**HOW TO COMPLETE THIS TASK**
Please set down every line of the records below exactly, without the pictures.

**INPUT FOR THIS TASK**
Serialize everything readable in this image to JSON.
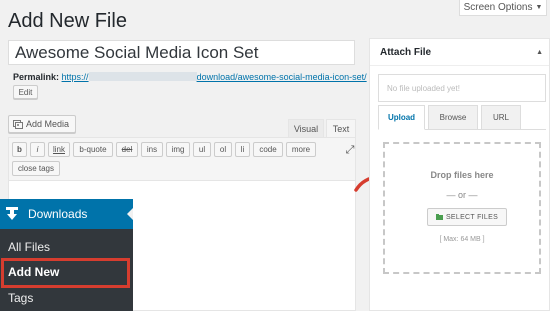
{
  "header": {
    "title": "Add New File",
    "screen_options": "Screen Options",
    "screen_options_arrow": "▼"
  },
  "post": {
    "title": "Awesome Social Media Icon Set",
    "permalink_label": "Permalink:",
    "permalink_prefix": "https://",
    "permalink_suffix": "download/awesome-social-media-icon-set/",
    "edit_label": "Edit"
  },
  "editor": {
    "add_media_label": "Add Media",
    "tab_visual": "Visual",
    "tab_text": "Text",
    "quicktags": [
      {
        "label": "b",
        "name": "bold"
      },
      {
        "label": "i",
        "name": "italic"
      },
      {
        "label": "link",
        "name": "link"
      },
      {
        "label": "b-quote",
        "name": "blockquote"
      },
      {
        "label": "del",
        "name": "del"
      },
      {
        "label": "ins",
        "name": "ins"
      },
      {
        "label": "img",
        "name": "img"
      },
      {
        "label": "ul",
        "name": "ul"
      },
      {
        "label": "ol",
        "name": "ol"
      },
      {
        "label": "li",
        "name": "li"
      },
      {
        "label": "code",
        "name": "code"
      },
      {
        "label": "more",
        "name": "more"
      }
    ],
    "close_tags_label": "close tags",
    "fullscreen_icon": "⤢"
  },
  "menu": {
    "current": "Downloads",
    "items": [
      {
        "label": "All Files"
      },
      {
        "label": "Add New"
      },
      {
        "label": "Tags"
      }
    ],
    "highlight_color": "#d63d2f",
    "accent_color": "#0073aa"
  },
  "attach": {
    "title": "Attach File",
    "toggle_arrow": "▲",
    "file_placeholder": "No file uploaded yet!",
    "tabs": {
      "upload": "Upload",
      "browse": "Browse",
      "url": "URL"
    },
    "drop_text": "Drop files here",
    "or_text": "— or —",
    "select_button": "SELECT FILES",
    "max_size": "[ Max: 64 MB ]"
  }
}
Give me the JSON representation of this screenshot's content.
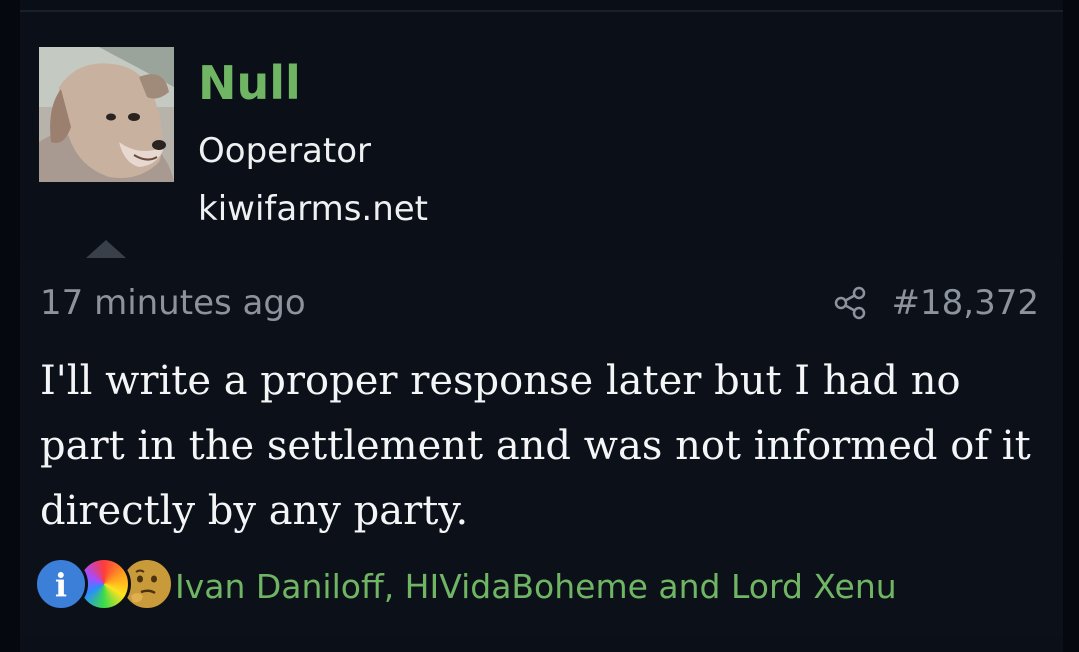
{
  "user": {
    "name": "Null",
    "title": "Ooperator",
    "extra": "kiwifarms.net",
    "avatar_icon": "dog-avatar"
  },
  "post": {
    "timestamp": "17 minutes ago",
    "number": "#18,372",
    "message": "I'll write a proper response later but I had no part in the settlement and was not informed of it directly by any party.",
    "share_icon": "share-icon"
  },
  "reactions": {
    "icons": [
      "info-icon",
      "rainbow-icon",
      "thinking-icon"
    ],
    "reacted_by": "Ivan Daniloff, HIVidaBoheme and Lord Xenu"
  },
  "colors": {
    "username": "#6fb564",
    "background": "#0b0f17",
    "text": "#f4f5f7",
    "muted": "#8d939c"
  }
}
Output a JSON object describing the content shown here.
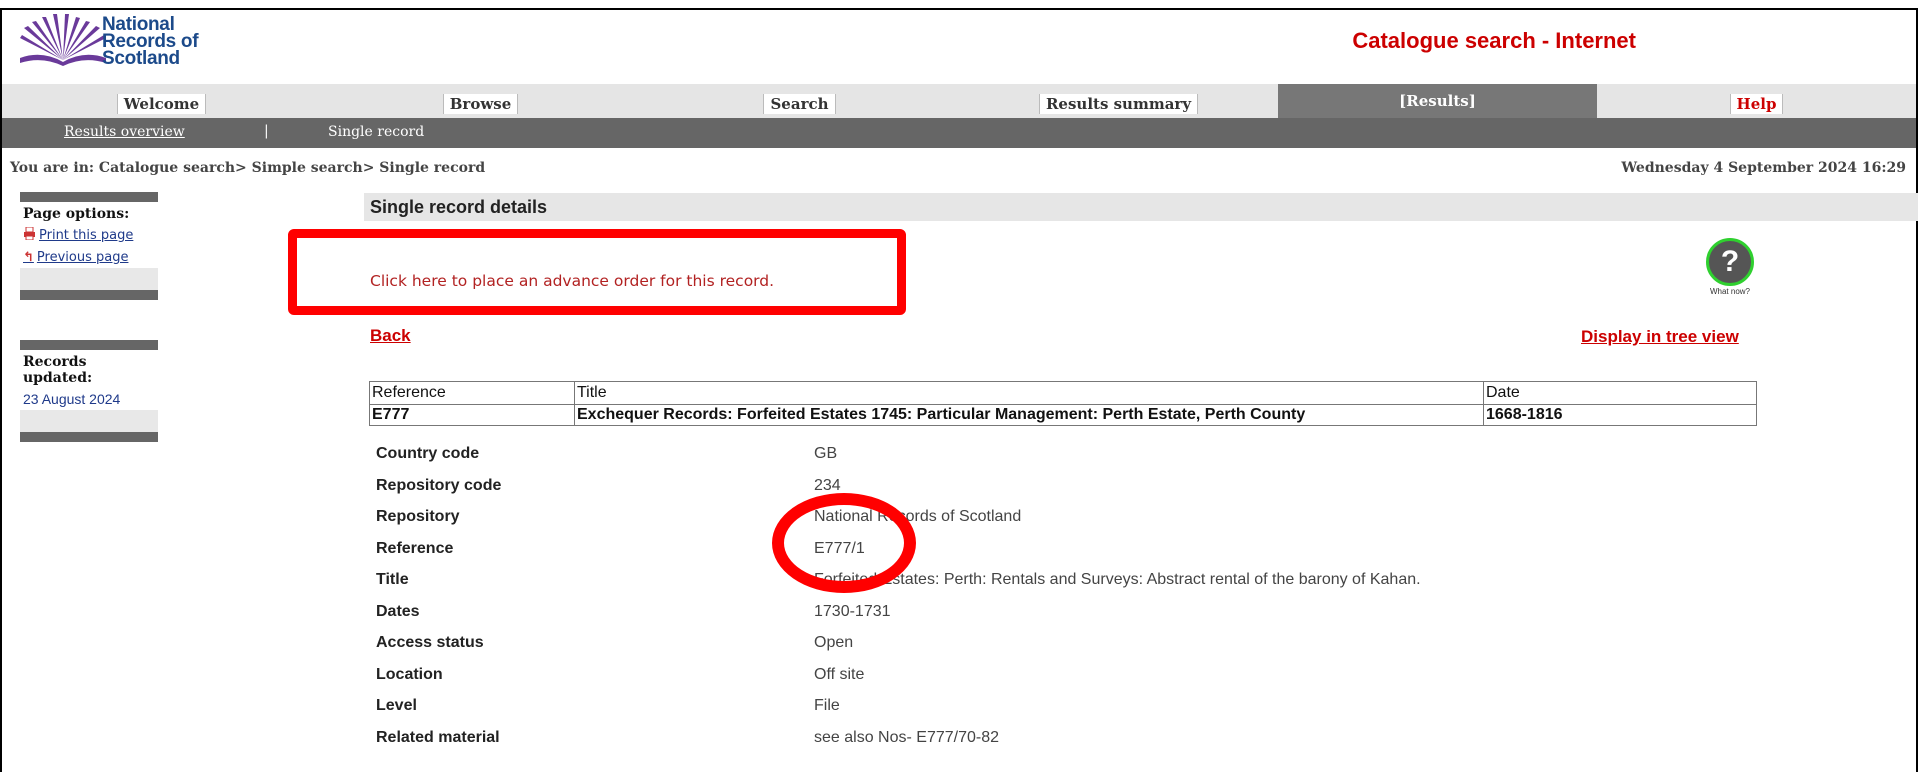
{
  "header": {
    "logo_lines": [
      "National",
      "Records of",
      "Scotland"
    ],
    "app_title": "Catalogue search - Internet"
  },
  "nav": {
    "tabs": [
      {
        "label": "Welcome"
      },
      {
        "label": "Browse"
      },
      {
        "label": "Search"
      },
      {
        "label": "Results summary"
      },
      {
        "label": "[Results]"
      },
      {
        "label": "Help"
      }
    ]
  },
  "subnav": {
    "results_overview": "Results overview",
    "separator": "|",
    "single_record": "Single record"
  },
  "breadcrumb": "You are in: Catalogue search> Simple search> Single record",
  "datetime": "Wednesday 4 September 2024 16:29",
  "sidebar": {
    "page_options_title": "Page options:",
    "print_label": "Print this page",
    "previous_label": "Previous page",
    "records_updated_title": "Records updated:",
    "records_updated_value": "23 August 2024"
  },
  "main": {
    "section_title": "Single record details",
    "order_link": "Click here to place an advance order for this record.",
    "help_caption": "What now?",
    "back_label": "Back",
    "tree_view_label": "Display in tree view",
    "summary_table": {
      "headers": [
        "Reference",
        "Title",
        "Date"
      ],
      "row": [
        "E777",
        "Exchequer Records: Forfeited Estates 1745: Particular Management: Perth Estate, Perth County",
        "1668-1816"
      ]
    },
    "details": [
      {
        "label": "Country code",
        "value": "GB"
      },
      {
        "label": "Repository code",
        "value": "234"
      },
      {
        "label": "Repository",
        "value": "National Records of Scotland"
      },
      {
        "label": "Reference",
        "value": "E777/1"
      },
      {
        "label": "Title",
        "value": "Forfeited Estates: Perth: Rentals and Surveys: Abstract rental of the barony of Kahan."
      },
      {
        "label": "Dates",
        "value": "1730-1731"
      },
      {
        "label": "Access status",
        "value": "Open"
      },
      {
        "label": "Location",
        "value": "Off site"
      },
      {
        "label": "Level",
        "value": "File"
      },
      {
        "label": "Related material",
        "value": "see also Nos- E777/70-82"
      }
    ]
  },
  "colors": {
    "accent_red": "#cc0000",
    "annotation_red": "#ff0000",
    "nav_active": "#777777",
    "subnav_bg": "#666666"
  }
}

**EXERCISE RESULT**
Serialize everything readable in this image to JSON.
{
  "header": {
    "title": "Add New File",
    "screen_options": "Screen Options",
    "screen_options_arrow": "▼"
  },
  "post": {
    "title": "Awesome Social Media Icon Set",
    "permalink_label": "Permalink:",
    "permalink_prefix": "https://",
    "permalink_suffix": "download/awesome-social-media-icon-set/",
    "edit_label": "Edit"
  },
  "editor": {
    "add_media_label": "Add Media",
    "tab_visual": "Visual",
    "tab_text": "Text",
    "quicktags": [
      {
        "label": "b",
        "name": "bold"
      },
      {
        "label": "i",
        "name": "italic"
      },
      {
        "label": "link",
        "name": "link"
      },
      {
        "label": "b-quote",
        "name": "blockquote"
      },
      {
        "label": "del",
        "name": "del"
      },
      {
        "label": "ins",
        "name": "ins"
      },
      {
        "label": "img",
        "name": "img"
      },
      {
        "label": "ul",
        "name": "ul"
      },
      {
        "label": "ol",
        "name": "ol"
      },
      {
        "label": "li",
        "name": "li"
      },
      {
        "label": "code",
        "name": "code"
      },
      {
        "label": "more",
        "name": "more"
      }
    ],
    "close_tags_label": "close tags",
    "fullscreen_icon": "⤢"
  },
  "menu": {
    "current": "Downloads",
    "items": [
      {
        "label": "All Files"
      },
      {
        "label": "Add New"
      },
      {
        "label": "Tags"
      }
    ],
    "highlight_color": "#d63d2f",
    "accent_color": "#0073aa"
  },
  "attach": {
    "title": "Attach File",
    "toggle_arrow": "▲",
    "file_placeholder": "No file uploaded yet!",
    "tabs": {
      "upload": "Upload",
      "browse": "Browse",
      "url": "URL"
    },
    "drop_text": "Drop files here",
    "or_text": "— or —",
    "select_button": "SELECT FILES",
    "max_size": "[ Max: 64 MB ]"
  }
}
Give me the JSON representation of this screenshot's content.
{
  "user": {
    "name": "Null",
    "title": "Ooperator",
    "extra": "kiwifarms.net",
    "avatar_icon": "dog-avatar"
  },
  "post": {
    "timestamp": "17 minutes ago",
    "number": "#18,372",
    "message": "I'll write a proper response later but I had no part in the settlement and was not informed of it directly by any party.",
    "share_icon": "share-icon"
  },
  "reactions": {
    "icons": [
      "info-icon",
      "rainbow-icon",
      "thinking-icon"
    ],
    "reacted_by": "Ivan Daniloff, HIVidaBoheme and Lord Xenu"
  },
  "colors": {
    "username": "#6fb564",
    "background": "#0b0f17",
    "text": "#f4f5f7",
    "muted": "#8d939c"
  }
}
Output a JSON object describing the content shown here.
{
  "header": {
    "logo_lines": [
      "National",
      "Records of",
      "Scotland"
    ],
    "app_title": "Catalogue search - Internet"
  },
  "nav": {
    "tabs": [
      {
        "label": "Welcome"
      },
      {
        "label": "Browse"
      },
      {
        "label": "Search"
      },
      {
        "label": "Results summary"
      },
      {
        "label": "[Results]"
      },
      {
        "label": "Help"
      }
    ]
  },
  "subnav": {
    "results_overview": "Results overview",
    "separator": "|",
    "single_record": "Single record"
  },
  "breadcrumb": "You are in: Catalogue search> Simple search> Single record",
  "datetime": "Wednesday 4 September 2024 16:29",
  "sidebar": {
    "page_options_title": "Page options:",
    "print_label": "Print this page",
    "previous_label": "Previous page",
    "records_updated_title": "Records updated:",
    "records_updated_value": "23 August 2024"
  },
  "main": {
    "section_title": "Single record details",
    "order_link": "Click here to place an advance order for this record.",
    "help_caption": "What now?",
    "back_label": "Back",
    "tree_view_label": "Display in tree view",
    "summary_table": {
      "headers": [
        "Reference",
        "Title",
        "Date"
      ],
      "row": [
        "E777",
        "Exchequer Records: Forfeited Estates 1745: Particular Management: Perth Estate, Perth County",
        "1668-1816"
      ]
    },
    "details": [
      {
        "label": "Country code",
        "value": "GB"
      },
      {
        "label": "Repository code",
        "value": "234"
      },
      {
        "label": "Repository",
        "value": "National Records of Scotland"
      },
      {
        "label": "Reference",
        "value": "E777/1"
      },
      {
        "label": "Title",
        "value": "Forfeited Estates: Perth: Rentals and Surveys: Abstract rental of the barony of Kahan."
      },
      {
        "label": "Dates",
        "value": "1730-1731"
      },
      {
        "label": "Access status",
        "value": "Open"
      },
      {
        "label": "Location",
        "value": "Off site"
      },
      {
        "label": "Level",
        "value": "File"
      },
      {
        "label": "Related material",
        "value": "see also Nos- E777/70-82"
      }
    ]
  },
  "colors": {
    "accent_red": "#cc0000",
    "annotation_red": "#ff0000",
    "nav_active": "#777777",
    "subnav_bg": "#666666"
  }
}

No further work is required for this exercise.